>>>

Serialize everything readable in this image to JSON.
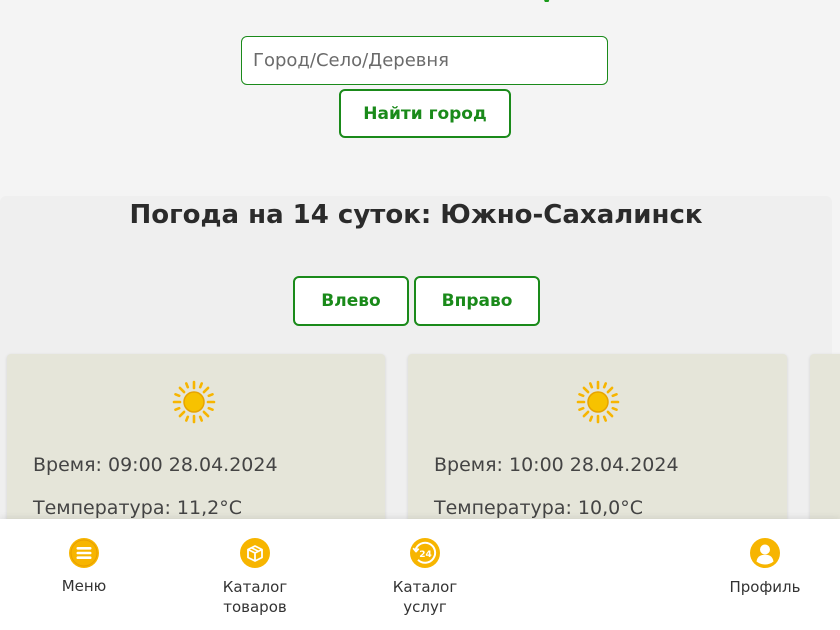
{
  "search": {
    "placeholder": "Город/Село/Деревня",
    "value": "",
    "find_label": "Найти город"
  },
  "forecast": {
    "title": "Погода на 14 суток: Южно-Сахалинск",
    "left_label": "Влево",
    "right_label": "Вправо",
    "cards": [
      {
        "icon": "sun-icon",
        "time": "Время: 09:00 28.04.2024",
        "temp": "Температура: 11,2°C"
      },
      {
        "icon": "sun-icon",
        "time": "Время: 10:00 28.04.2024",
        "temp": "Температура: 10,0°C"
      }
    ]
  },
  "nav": {
    "items": [
      {
        "label": "Меню",
        "icon": "menu-icon"
      },
      {
        "label": "Каталог\nтоваров",
        "icon": "box-icon"
      },
      {
        "label": "Каталог\nуслуг",
        "icon": "24h-icon"
      },
      {
        "label": "Профиль",
        "icon": "profile-icon"
      }
    ]
  },
  "colors": {
    "accent": "#1a8a1a",
    "icon": "#f7b500",
    "card": "#e5e5d9",
    "background": "#f4f4f4"
  }
}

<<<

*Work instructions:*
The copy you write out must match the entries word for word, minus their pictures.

*Exercise solution:*
Serialize everything readable in this image to JSON.
{
  "search": {
    "placeholder": "Город/Село/Деревня",
    "value": "",
    "find_label": "Найти город"
  },
  "forecast": {
    "title": "Погода на 14 суток: Южно-Сахалинск",
    "left_label": "Влево",
    "right_label": "Вправо",
    "cards": [
      {
        "icon": "sun-icon",
        "time": "Время: 09:00 28.04.2024",
        "temp": "Температура: 11,2°C"
      },
      {
        "icon": "sun-icon",
        "time": "Время: 10:00 28.04.2024",
        "temp": "Температура: 10,0°C"
      }
    ]
  },
  "nav": {
    "items": [
      {
        "label": "Меню",
        "icon": "menu-icon"
      },
      {
        "label": "Каталог\nтоваров",
        "icon": "box-icon"
      },
      {
        "label": "Каталог\nуслуг",
        "icon": "24h-icon"
      },
      {
        "label": "Профиль",
        "icon": "profile-icon"
      }
    ]
  },
  "colors": {
    "accent": "#1a8a1a",
    "icon": "#f7b500",
    "card": "#e5e5d9",
    "background": "#f4f4f4"
  }
}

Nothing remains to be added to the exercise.